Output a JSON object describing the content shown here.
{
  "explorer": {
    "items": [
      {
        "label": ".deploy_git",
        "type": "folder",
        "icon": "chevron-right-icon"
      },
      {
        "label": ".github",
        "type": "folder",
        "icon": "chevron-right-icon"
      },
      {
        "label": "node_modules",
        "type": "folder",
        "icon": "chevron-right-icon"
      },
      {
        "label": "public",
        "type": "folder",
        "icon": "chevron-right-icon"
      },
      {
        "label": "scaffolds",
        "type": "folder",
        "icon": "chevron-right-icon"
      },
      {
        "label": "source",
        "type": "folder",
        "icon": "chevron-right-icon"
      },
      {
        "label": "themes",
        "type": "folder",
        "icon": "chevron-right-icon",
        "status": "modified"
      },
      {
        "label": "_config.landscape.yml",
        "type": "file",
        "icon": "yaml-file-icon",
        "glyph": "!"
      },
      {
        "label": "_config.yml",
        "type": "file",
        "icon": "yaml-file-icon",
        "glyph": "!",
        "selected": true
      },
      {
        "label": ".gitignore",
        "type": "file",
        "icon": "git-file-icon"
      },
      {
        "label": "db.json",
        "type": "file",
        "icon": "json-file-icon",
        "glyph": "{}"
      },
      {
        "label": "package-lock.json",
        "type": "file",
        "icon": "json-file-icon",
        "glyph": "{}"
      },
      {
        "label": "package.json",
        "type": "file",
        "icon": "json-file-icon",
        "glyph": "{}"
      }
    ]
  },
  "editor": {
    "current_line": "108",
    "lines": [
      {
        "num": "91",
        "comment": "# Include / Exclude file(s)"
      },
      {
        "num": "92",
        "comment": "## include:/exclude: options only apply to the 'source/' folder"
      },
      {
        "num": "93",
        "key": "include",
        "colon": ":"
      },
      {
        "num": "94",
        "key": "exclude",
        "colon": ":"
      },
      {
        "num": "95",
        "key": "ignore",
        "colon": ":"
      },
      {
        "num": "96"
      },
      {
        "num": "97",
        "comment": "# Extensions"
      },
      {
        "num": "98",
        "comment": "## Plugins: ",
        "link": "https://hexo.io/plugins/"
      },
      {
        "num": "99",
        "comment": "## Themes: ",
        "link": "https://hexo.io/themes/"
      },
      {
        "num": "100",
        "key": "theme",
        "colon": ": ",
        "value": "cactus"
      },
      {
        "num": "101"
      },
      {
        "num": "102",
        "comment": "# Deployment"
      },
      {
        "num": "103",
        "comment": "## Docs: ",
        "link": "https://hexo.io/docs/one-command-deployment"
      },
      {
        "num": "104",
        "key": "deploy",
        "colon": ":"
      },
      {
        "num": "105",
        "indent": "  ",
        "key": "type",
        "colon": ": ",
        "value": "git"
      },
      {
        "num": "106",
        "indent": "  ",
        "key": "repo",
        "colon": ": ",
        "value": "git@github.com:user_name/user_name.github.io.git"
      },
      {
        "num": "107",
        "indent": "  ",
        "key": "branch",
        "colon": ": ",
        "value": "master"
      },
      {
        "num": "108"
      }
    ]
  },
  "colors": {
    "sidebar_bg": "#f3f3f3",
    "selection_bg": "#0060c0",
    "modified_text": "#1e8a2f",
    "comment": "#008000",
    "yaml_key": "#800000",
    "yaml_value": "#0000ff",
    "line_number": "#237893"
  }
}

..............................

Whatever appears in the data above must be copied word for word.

Output a JSON object describing the content shown here.
{
  "explorer": {
    "items": [
      {
        "label": ".deploy_git",
        "type": "folder",
        "icon": "chevron-right-icon"
      },
      {
        "label": ".github",
        "type": "folder",
        "icon": "chevron-right-icon"
      },
      {
        "label": "node_modules",
        "type": "folder",
        "icon": "chevron-right-icon"
      },
      {
        "label": "public",
        "type": "folder",
        "icon": "chevron-right-icon"
      },
      {
        "label": "scaffolds",
        "type": "folder",
        "icon": "chevron-right-icon"
      },
      {
        "label": "source",
        "type": "folder",
        "icon": "chevron-right-icon"
      },
      {
        "label": "themes",
        "type": "folder",
        "icon": "chevron-right-icon",
        "status": "modified"
      },
      {
        "label": "_config.landscape.yml",
        "type": "file",
        "icon": "yaml-file-icon",
        "glyph": "!"
      },
      {
        "label": "_config.yml",
        "type": "file",
        "icon": "yaml-file-icon",
        "glyph": "!",
        "selected": true
      },
      {
        "label": ".gitignore",
        "type": "file",
        "icon": "git-file-icon"
      },
      {
        "label": "db.json",
        "type": "file",
        "icon": "json-file-icon",
        "glyph": "{}"
      },
      {
        "label": "package-lock.json",
        "type": "file",
        "icon": "json-file-icon",
        "glyph": "{}"
      },
      {
        "label": "package.json",
        "type": "file",
        "icon": "json-file-icon",
        "glyph": "{}"
      }
    ]
  },
  "editor": {
    "current_line": "108",
    "lines": [
      {
        "num": "91",
        "comment": "# Include / Exclude file(s)"
      },
      {
        "num": "92",
        "comment": "## include:/exclude: options only apply to the 'source/' folder"
      },
      {
        "num": "93",
        "key": "include",
        "colon": ":"
      },
      {
        "num": "94",
        "key": "exclude",
        "colon": ":"
      },
      {
        "num": "95",
        "key": "ignore",
        "colon": ":"
      },
      {
        "num": "96"
      },
      {
        "num": "97",
        "comment": "# Extensions"
      },
      {
        "num": "98",
        "comment": "## Plugins: ",
        "link": "https://hexo.io/plugins/"
      },
      {
        "num": "99",
        "comment": "## Themes: ",
        "link": "https://hexo.io/themes/"
      },
      {
        "num": "100",
        "key": "theme",
        "colon": ": ",
        "value": "cactus"
      },
      {
        "num": "101"
      },
      {
        "num": "102",
        "comment": "# Deployment"
      },
      {
        "num": "103",
        "comment": "## Docs: ",
        "link": "https://hexo.io/docs/one-command-deployment"
      },
      {
        "num": "104",
        "key": "deploy",
        "colon": ":"
      },
      {
        "num": "105",
        "indent": "  ",
        "key": "type",
        "colon": ": ",
        "value": "git"
      },
      {
        "num": "106",
        "indent": "  ",
        "key": "repo",
        "colon": ": ",
        "value": "git@github.com:user_name/user_name.github.io.git"
      },
      {
        "num": "107",
        "indent": "  ",
        "key": "branch",
        "colon": ": ",
        "value": "master"
      },
      {
        "num": "108"
      }
    ]
  },
  "colors": {
    "sidebar_bg": "#f3f3f3",
    "selection_bg": "#0060c0",
    "modified_text": "#1e8a2f",
    "comment": "#008000",
    "yaml_key": "#800000",
    "yaml_value": "#0000ff",
    "line_number": "#237893"
  }
}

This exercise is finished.